North of the presumed house III, another ditch ran at an angle from ditch A. To the east, ditch C ended close to a modern ditch, but it may continue in to the not investigated area to the east. South of the corner, at the junction between ditch A and ditch C, there was a possible entrance, as at this point, ditch A was not detectable across a 3.5-meter wide stretch.

The fact that the road and the croft ditches A and B were parallel indicates that they were contemporary. Possibly, not only the road, but also the area between the ditches functioned as a common cattle walk.

A common feature shared by the medieval structures was a general lack of finds.The artifacts only amount to a few potsherds from the early 13th century, fragments of a grinding stone of Rhine basalt and fragments of medieval bricks. Samples for a C-14 dating were taken from the postho es of two roofbearing posts and an entrance post. A coin found in the excavated area south of house II dates back to 1234-1259.

No fireplaces or traces from floor layers were found in any of the buildings at Mellemtoft Øst. However, modern ploughing could have gradually destroyed these. In the assumed house III , the postholes contained potsherds, medieval bricks, fragments of grinding stones, and fire-cracked stones. The finds may indicate that house III was a dwelling house.

Contrary to house III, the two almost identical houses I and II with central posts contained almost no finds.These houses were situated in the same area as the Dutch barns and the pen, and their function may therefore be interpreted as outbuildings rather than as dwellings.

House I and II at Mellemtoft Øst are interpreted as houses with straight walls and a central row of roof bearing posts combined with a “lean-to” – an unusual type house for medieval Denmark. Houses of a type similar to I and II usually date from the 12th century. The settlement is thought to have existed from the mid-12th century until the mid-13th century.

Ditch A, is disturbed by neither the long houses 1-111, northe pen, nor the Dutch barns, and it is interpreted as the western demarcation of the croft to which the buildings seem to belong.

The parallel croft ditches,A and B, and the road between them, were parallel and had the same structure. They are therefore interpreted as contemporary. If ditch C is interpreted as a dem arcation of the partly uncovered farm site, then another croft must have been situated north of it. Simil rly, dit h B may be int rpreted as the eastern demarcatio  of a third croft, which may have been situated west of the road. All these farms must have used the same road and cattle walk. Alternatively, the partly uncovered farm site was the only one. However, if this is the case, we are left wondering why ditches were necessary on both sides of the road.

It is an obvious thought that the settlement at Mellemtoft Øst was somehow connected with the contemporary monastery of Tvis Kloster, a mere kilometer to the Southeast.

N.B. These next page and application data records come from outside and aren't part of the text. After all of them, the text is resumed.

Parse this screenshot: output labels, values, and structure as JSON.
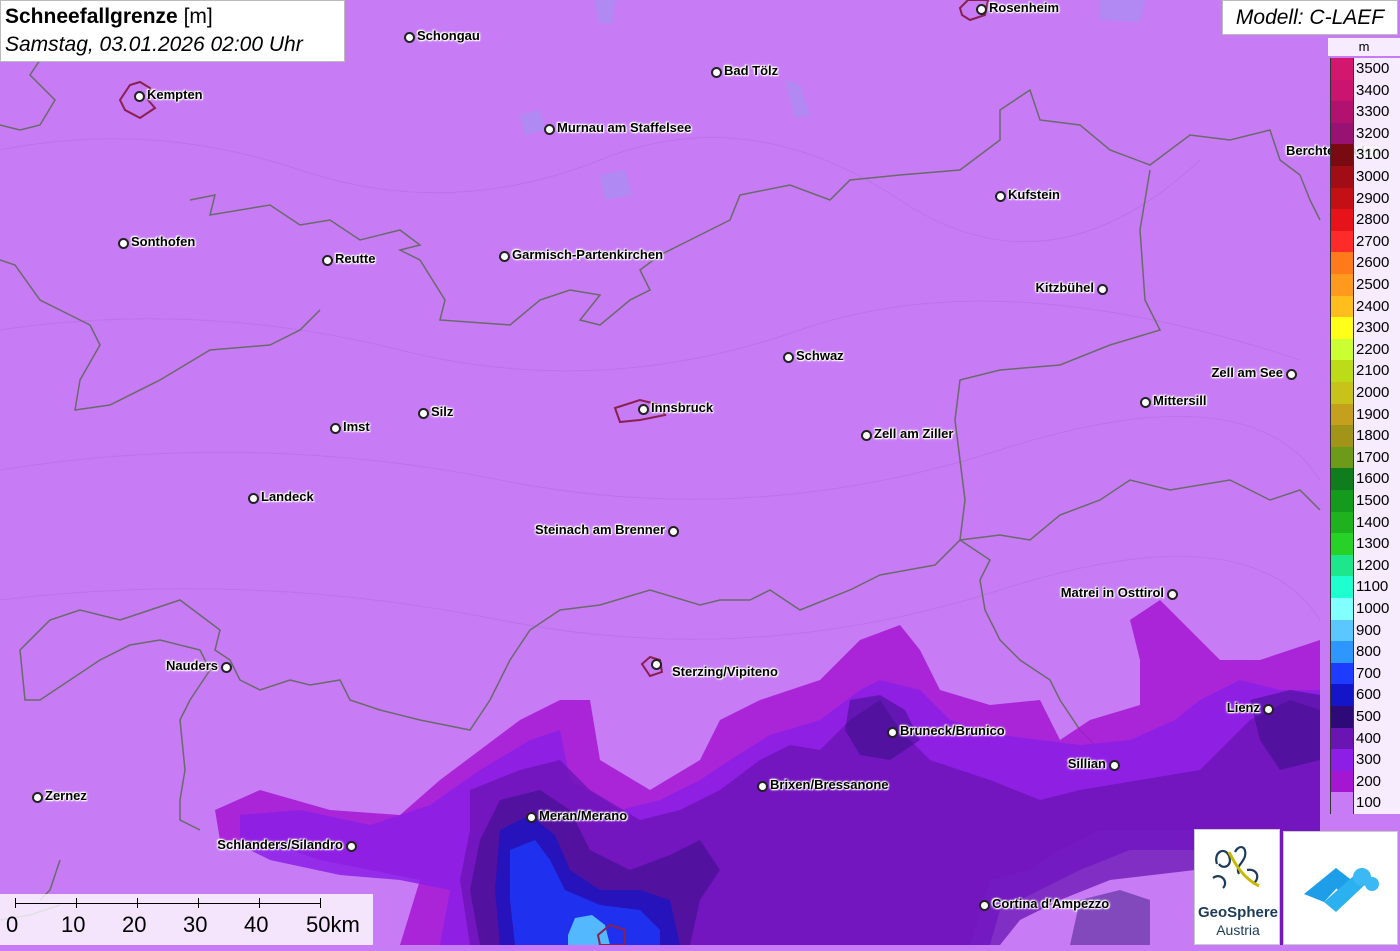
{
  "header": {
    "title": "Schneefallgrenze",
    "unit": "[m]",
    "datetime": "Samstag, 03.01.2026 02:00 Uhr",
    "model": "Modell: C-LAEF"
  },
  "legend": {
    "unit": "m",
    "entries": [
      {
        "label": "3500",
        "color": "#d4176e"
      },
      {
        "label": "3400",
        "color": "#cb1470"
      },
      {
        "label": "3300",
        "color": "#b11270"
      },
      {
        "label": "3200",
        "color": "#971272"
      },
      {
        "label": "3100",
        "color": "#7a0a12"
      },
      {
        "label": "3000",
        "color": "#a00d14"
      },
      {
        "label": "2900",
        "color": "#c21015"
      },
      {
        "label": "2800",
        "color": "#e6141a"
      },
      {
        "label": "2700",
        "color": "#ff2a2a"
      },
      {
        "label": "2600",
        "color": "#ff7a1a"
      },
      {
        "label": "2500",
        "color": "#ff9a1e"
      },
      {
        "label": "2400",
        "color": "#ffbe1e"
      },
      {
        "label": "2300",
        "color": "#ffff1a"
      },
      {
        "label": "2200",
        "color": "#ccff33"
      },
      {
        "label": "2100",
        "color": "#bcdc1a"
      },
      {
        "label": "2000",
        "color": "#c8c31a"
      },
      {
        "label": "1900",
        "color": "#c4a01e"
      },
      {
        "label": "1800",
        "color": "#a19418"
      },
      {
        "label": "1700",
        "color": "#6e9a1a"
      },
      {
        "label": "1600",
        "color": "#0f7d1e"
      },
      {
        "label": "1500",
        "color": "#149b1e"
      },
      {
        "label": "1400",
        "color": "#1eb21e"
      },
      {
        "label": "1300",
        "color": "#26d226"
      },
      {
        "label": "1200",
        "color": "#1ee68c"
      },
      {
        "label": "1100",
        "color": "#1effcf"
      },
      {
        "label": "1000",
        "color": "#82ffff"
      },
      {
        "label": "900",
        "color": "#5ac8ff"
      },
      {
        "label": "800",
        "color": "#2d96ff"
      },
      {
        "label": "700",
        "color": "#1e3cff"
      },
      {
        "label": "600",
        "color": "#1414c8"
      },
      {
        "label": "500",
        "color": "#2d0a78"
      },
      {
        "label": "400",
        "color": "#6a14b4"
      },
      {
        "label": "300",
        "color": "#8c1ee6"
      },
      {
        "label": "200",
        "color": "#a516d2"
      },
      {
        "label": "100",
        "color": "#c77cf5"
      }
    ]
  },
  "cities": [
    {
      "name": "Schongau",
      "dot": "left"
    },
    {
      "name": "Rosenheim",
      "dot": "left"
    },
    {
      "name": "Kempten",
      "dot": "left"
    },
    {
      "name": "Bad Tölz",
      "dot": "left"
    },
    {
      "name": "Murnau am Staffelsee",
      "dot": "left"
    },
    {
      "name": "Berchtesgaden",
      "dot": "left"
    },
    {
      "name": "Kufstein",
      "dot": "left"
    },
    {
      "name": "Sonthofen",
      "dot": "left"
    },
    {
      "name": "Reutte",
      "dot": "left"
    },
    {
      "name": "Garmisch-Partenkirchen",
      "dot": "left"
    },
    {
      "name": "Kitzbühel",
      "dot": "right"
    },
    {
      "name": "Schwaz",
      "dot": "left"
    },
    {
      "name": "Zell am See",
      "dot": "right"
    },
    {
      "name": "Mittersill",
      "dot": "left"
    },
    {
      "name": "Innsbruck",
      "dot": "left"
    },
    {
      "name": "Silz",
      "dot": "left"
    },
    {
      "name": "Imst",
      "dot": "left"
    },
    {
      "name": "Zell am Ziller",
      "dot": "left"
    },
    {
      "name": "Landeck",
      "dot": "left"
    },
    {
      "name": "Steinach am Brenner",
      "dot": "right"
    },
    {
      "name": "Matrei in Osttirol",
      "dot": "right"
    },
    {
      "name": "Nauders",
      "dot": "right"
    },
    {
      "name": "Sterzing/Vipiteno",
      "dot": "left"
    },
    {
      "name": "Lienz",
      "dot": "right"
    },
    {
      "name": "Bruneck/Brunico",
      "dot": "left"
    },
    {
      "name": "Sillian",
      "dot": "right"
    },
    {
      "name": "Brixen/Bressanone",
      "dot": "left"
    },
    {
      "name": "Zernez",
      "dot": "left"
    },
    {
      "name": "Meran/Merano",
      "dot": "left"
    },
    {
      "name": "Schlanders/Silandro",
      "dot": "right"
    },
    {
      "name": "Cortina d'Ampezzo",
      "dot": "left"
    }
  ],
  "scale": {
    "labels": [
      "0",
      "10",
      "20",
      "30",
      "40",
      "50km"
    ]
  },
  "logos": {
    "geosphere_name": "GeoSphere",
    "geosphere_sub": "Austria"
  }
}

The monastery was founded by Prince Buris, the son of Henrik Skadelaar, whose father was a brother of King Erik I the Evergood. Prince Buris owned landed property around Holstebro, and in a deed signed on the 20th of March, 1163, by King Valdemar I the Great, and others, he gave part of his estate to the Cistercian Order, which was to establish a monastery where the farm of Tvisel was situated. Apart from Tvisel, the monastery had other possessions, but none of them lie in Mejrup parish, and so the settlement at Mellemtoft Øst probably did not belong to the monastery. However, the two contemporary settlements must have known each other, and some connection is suggested by the road, which may well have led from the settlement to the monastery. None of the roads on the maps from the early 19th century – which are the oldest maps of this area – can be identified as the one excavated in the settlement. Whether or not the road led to the monastery will be difficult to prove archaeologically, as the lake connected to the hydroelectric power station has flooded the areas on both sides of the old river.

Bo Steen
Holstebro Museum

Translated by
Annette Lerche Trolle





Steen, B. (2002). Mellemtoft Øst – En tidlig middelalderlig landbebyggelse nær Tvis Kloster. Kuml, 51(51), 267–283. Hentet fra